> [PROBLEM TO WORK ON] Read through the data and count the lines that contain the string "cloudy"; give only the result.

START DATASET EXCERPTS

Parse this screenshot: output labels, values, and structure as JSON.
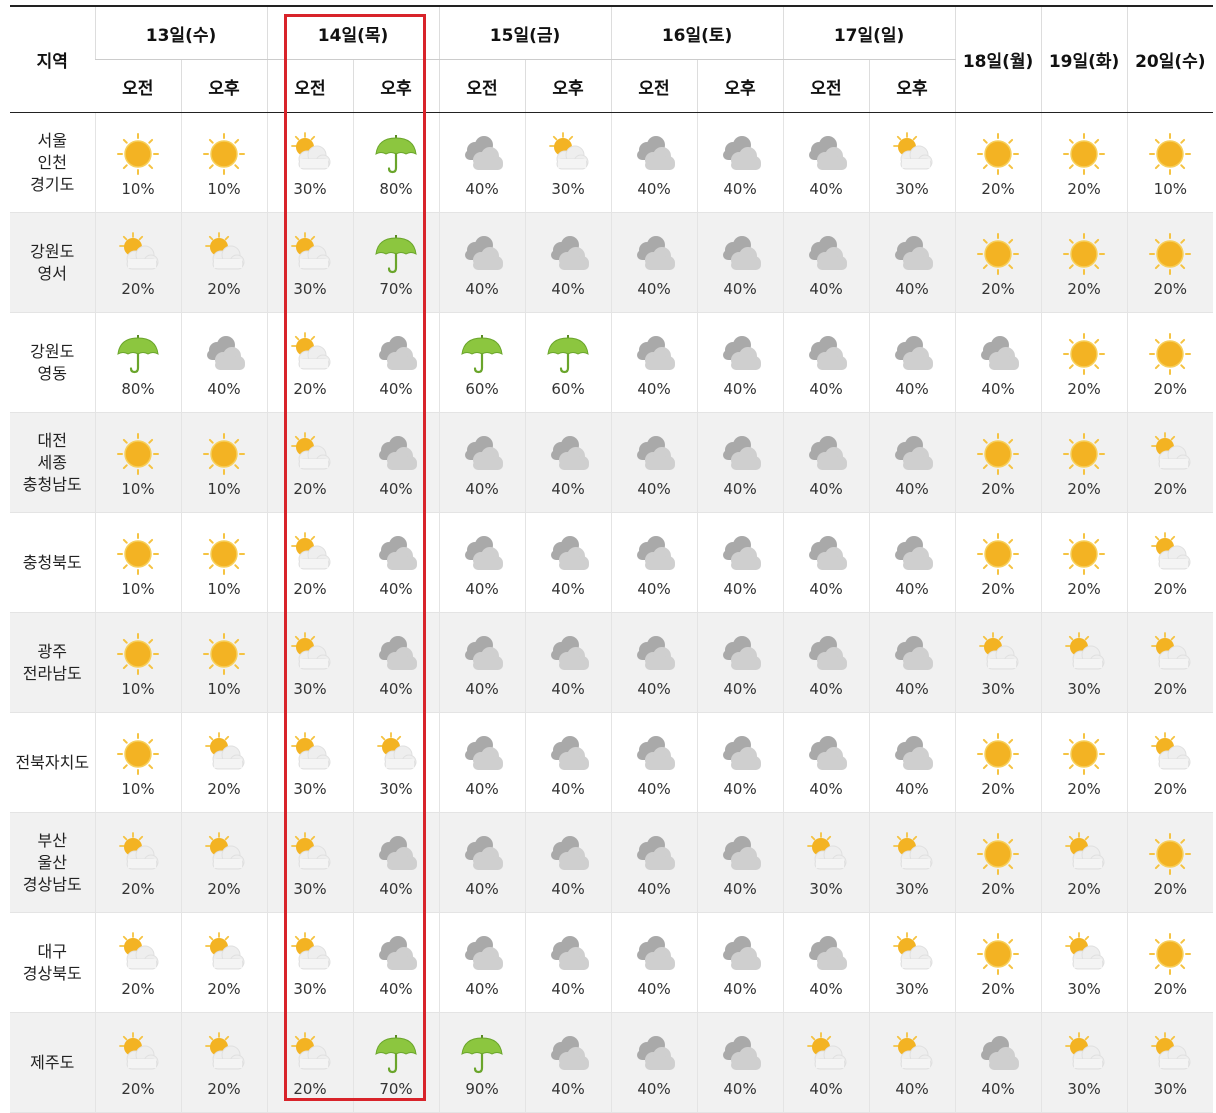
{
  "header": {
    "region_label": "지역",
    "days": [
      {
        "label": "13일(수)",
        "split": true
      },
      {
        "label": "14일(목)",
        "split": true
      },
      {
        "label": "15일(금)",
        "split": true
      },
      {
        "label": "16일(토)",
        "split": true
      },
      {
        "label": "17일(일)",
        "split": true
      },
      {
        "label": "18일(월)",
        "split": false
      },
      {
        "label": "19일(화)",
        "split": false
      },
      {
        "label": "20일(수)",
        "split": false
      }
    ],
    "am_label": "오전",
    "pm_label": "오후"
  },
  "highlight_color": "#d8232a",
  "icons": {
    "sun": "sun-icon",
    "partly": "partly-cloudy-icon",
    "cloud": "cloudy-icon",
    "rain": "umbrella-icon"
  },
  "rows": [
    {
      "region": "서울\n인천\n경기도",
      "cells": [
        {
          "icon": "sun",
          "pct": "10%"
        },
        {
          "icon": "sun",
          "pct": "10%"
        },
        {
          "icon": "partly",
          "pct": "30%"
        },
        {
          "icon": "rain",
          "pct": "80%"
        },
        {
          "icon": "cloud",
          "pct": "40%"
        },
        {
          "icon": "partly",
          "pct": "30%"
        },
        {
          "icon": "cloud",
          "pct": "40%"
        },
        {
          "icon": "cloud",
          "pct": "40%"
        },
        {
          "icon": "cloud",
          "pct": "40%"
        },
        {
          "icon": "partly",
          "pct": "30%"
        },
        {
          "icon": "sun",
          "pct": "20%"
        },
        {
          "icon": "sun",
          "pct": "20%"
        },
        {
          "icon": "sun",
          "pct": "10%"
        }
      ]
    },
    {
      "region": "강원도\n영서",
      "cells": [
        {
          "icon": "partly",
          "pct": "20%"
        },
        {
          "icon": "partly",
          "pct": "20%"
        },
        {
          "icon": "partly",
          "pct": "30%"
        },
        {
          "icon": "rain",
          "pct": "70%"
        },
        {
          "icon": "cloud",
          "pct": "40%"
        },
        {
          "icon": "cloud",
          "pct": "40%"
        },
        {
          "icon": "cloud",
          "pct": "40%"
        },
        {
          "icon": "cloud",
          "pct": "40%"
        },
        {
          "icon": "cloud",
          "pct": "40%"
        },
        {
          "icon": "cloud",
          "pct": "40%"
        },
        {
          "icon": "sun",
          "pct": "20%"
        },
        {
          "icon": "sun",
          "pct": "20%"
        },
        {
          "icon": "sun",
          "pct": "20%"
        }
      ]
    },
    {
      "region": "강원도\n영동",
      "cells": [
        {
          "icon": "rain",
          "pct": "80%"
        },
        {
          "icon": "cloud",
          "pct": "40%"
        },
        {
          "icon": "partly",
          "pct": "20%"
        },
        {
          "icon": "cloud",
          "pct": "40%"
        },
        {
          "icon": "rain",
          "pct": "60%"
        },
        {
          "icon": "rain",
          "pct": "60%"
        },
        {
          "icon": "cloud",
          "pct": "40%"
        },
        {
          "icon": "cloud",
          "pct": "40%"
        },
        {
          "icon": "cloud",
          "pct": "40%"
        },
        {
          "icon": "cloud",
          "pct": "40%"
        },
        {
          "icon": "cloud",
          "pct": "40%"
        },
        {
          "icon": "sun",
          "pct": "20%"
        },
        {
          "icon": "sun",
          "pct": "20%"
        }
      ]
    },
    {
      "region": "대전\n세종\n충청남도",
      "cells": [
        {
          "icon": "sun",
          "pct": "10%"
        },
        {
          "icon": "sun",
          "pct": "10%"
        },
        {
          "icon": "partly",
          "pct": "20%"
        },
        {
          "icon": "cloud",
          "pct": "40%"
        },
        {
          "icon": "cloud",
          "pct": "40%"
        },
        {
          "icon": "cloud",
          "pct": "40%"
        },
        {
          "icon": "cloud",
          "pct": "40%"
        },
        {
          "icon": "cloud",
          "pct": "40%"
        },
        {
          "icon": "cloud",
          "pct": "40%"
        },
        {
          "icon": "cloud",
          "pct": "40%"
        },
        {
          "icon": "sun",
          "pct": "20%"
        },
        {
          "icon": "sun",
          "pct": "20%"
        },
        {
          "icon": "partly",
          "pct": "20%"
        }
      ]
    },
    {
      "region": "충청북도",
      "cells": [
        {
          "icon": "sun",
          "pct": "10%"
        },
        {
          "icon": "sun",
          "pct": "10%"
        },
        {
          "icon": "partly",
          "pct": "20%"
        },
        {
          "icon": "cloud",
          "pct": "40%"
        },
        {
          "icon": "cloud",
          "pct": "40%"
        },
        {
          "icon": "cloud",
          "pct": "40%"
        },
        {
          "icon": "cloud",
          "pct": "40%"
        },
        {
          "icon": "cloud",
          "pct": "40%"
        },
        {
          "icon": "cloud",
          "pct": "40%"
        },
        {
          "icon": "cloud",
          "pct": "40%"
        },
        {
          "icon": "sun",
          "pct": "20%"
        },
        {
          "icon": "sun",
          "pct": "20%"
        },
        {
          "icon": "partly",
          "pct": "20%"
        }
      ]
    },
    {
      "region": "광주\n전라남도",
      "cells": [
        {
          "icon": "sun",
          "pct": "10%"
        },
        {
          "icon": "sun",
          "pct": "10%"
        },
        {
          "icon": "partly",
          "pct": "30%"
        },
        {
          "icon": "cloud",
          "pct": "40%"
        },
        {
          "icon": "cloud",
          "pct": "40%"
        },
        {
          "icon": "cloud",
          "pct": "40%"
        },
        {
          "icon": "cloud",
          "pct": "40%"
        },
        {
          "icon": "cloud",
          "pct": "40%"
        },
        {
          "icon": "cloud",
          "pct": "40%"
        },
        {
          "icon": "cloud",
          "pct": "40%"
        },
        {
          "icon": "partly",
          "pct": "30%"
        },
        {
          "icon": "partly",
          "pct": "30%"
        },
        {
          "icon": "partly",
          "pct": "20%"
        }
      ]
    },
    {
      "region": "전북자치도",
      "cells": [
        {
          "icon": "sun",
          "pct": "10%"
        },
        {
          "icon": "partly",
          "pct": "20%"
        },
        {
          "icon": "partly",
          "pct": "30%"
        },
        {
          "icon": "partly",
          "pct": "30%"
        },
        {
          "icon": "cloud",
          "pct": "40%"
        },
        {
          "icon": "cloud",
          "pct": "40%"
        },
        {
          "icon": "cloud",
          "pct": "40%"
        },
        {
          "icon": "cloud",
          "pct": "40%"
        },
        {
          "icon": "cloud",
          "pct": "40%"
        },
        {
          "icon": "cloud",
          "pct": "40%"
        },
        {
          "icon": "sun",
          "pct": "20%"
        },
        {
          "icon": "sun",
          "pct": "20%"
        },
        {
          "icon": "partly",
          "pct": "20%"
        }
      ]
    },
    {
      "region": "부산\n울산\n경상남도",
      "cells": [
        {
          "icon": "partly",
          "pct": "20%"
        },
        {
          "icon": "partly",
          "pct": "20%"
        },
        {
          "icon": "partly",
          "pct": "30%"
        },
        {
          "icon": "cloud",
          "pct": "40%"
        },
        {
          "icon": "cloud",
          "pct": "40%"
        },
        {
          "icon": "cloud",
          "pct": "40%"
        },
        {
          "icon": "cloud",
          "pct": "40%"
        },
        {
          "icon": "cloud",
          "pct": "40%"
        },
        {
          "icon": "partly",
          "pct": "30%"
        },
        {
          "icon": "partly",
          "pct": "30%"
        },
        {
          "icon": "sun",
          "pct": "20%"
        },
        {
          "icon": "partly",
          "pct": "20%"
        },
        {
          "icon": "sun",
          "pct": "20%"
        }
      ]
    },
    {
      "region": "대구\n경상북도",
      "cells": [
        {
          "icon": "partly",
          "pct": "20%"
        },
        {
          "icon": "partly",
          "pct": "20%"
        },
        {
          "icon": "partly",
          "pct": "30%"
        },
        {
          "icon": "cloud",
          "pct": "40%"
        },
        {
          "icon": "cloud",
          "pct": "40%"
        },
        {
          "icon": "cloud",
          "pct": "40%"
        },
        {
          "icon": "cloud",
          "pct": "40%"
        },
        {
          "icon": "cloud",
          "pct": "40%"
        },
        {
          "icon": "cloud",
          "pct": "40%"
        },
        {
          "icon": "partly",
          "pct": "30%"
        },
        {
          "icon": "sun",
          "pct": "20%"
        },
        {
          "icon": "partly",
          "pct": "30%"
        },
        {
          "icon": "sun",
          "pct": "20%"
        }
      ]
    },
    {
      "region": "제주도",
      "cells": [
        {
          "icon": "partly",
          "pct": "20%"
        },
        {
          "icon": "partly",
          "pct": "20%"
        },
        {
          "icon": "partly",
          "pct": "20%"
        },
        {
          "icon": "rain",
          "pct": "70%"
        },
        {
          "icon": "rain",
          "pct": "90%"
        },
        {
          "icon": "cloud",
          "pct": "40%"
        },
        {
          "icon": "cloud",
          "pct": "40%"
        },
        {
          "icon": "cloud",
          "pct": "40%"
        },
        {
          "icon": "partly",
          "pct": "40%"
        },
        {
          "icon": "partly",
          "pct": "40%"
        },
        {
          "icon": "cloud",
          "pct": "40%"
        },
        {
          "icon": "partly",
          "pct": "30%"
        },
        {
          "icon": "partly",
          "pct": "30%"
        }
      ]
    }
  ]
}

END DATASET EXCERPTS

> [YOUR SOLUTION] 2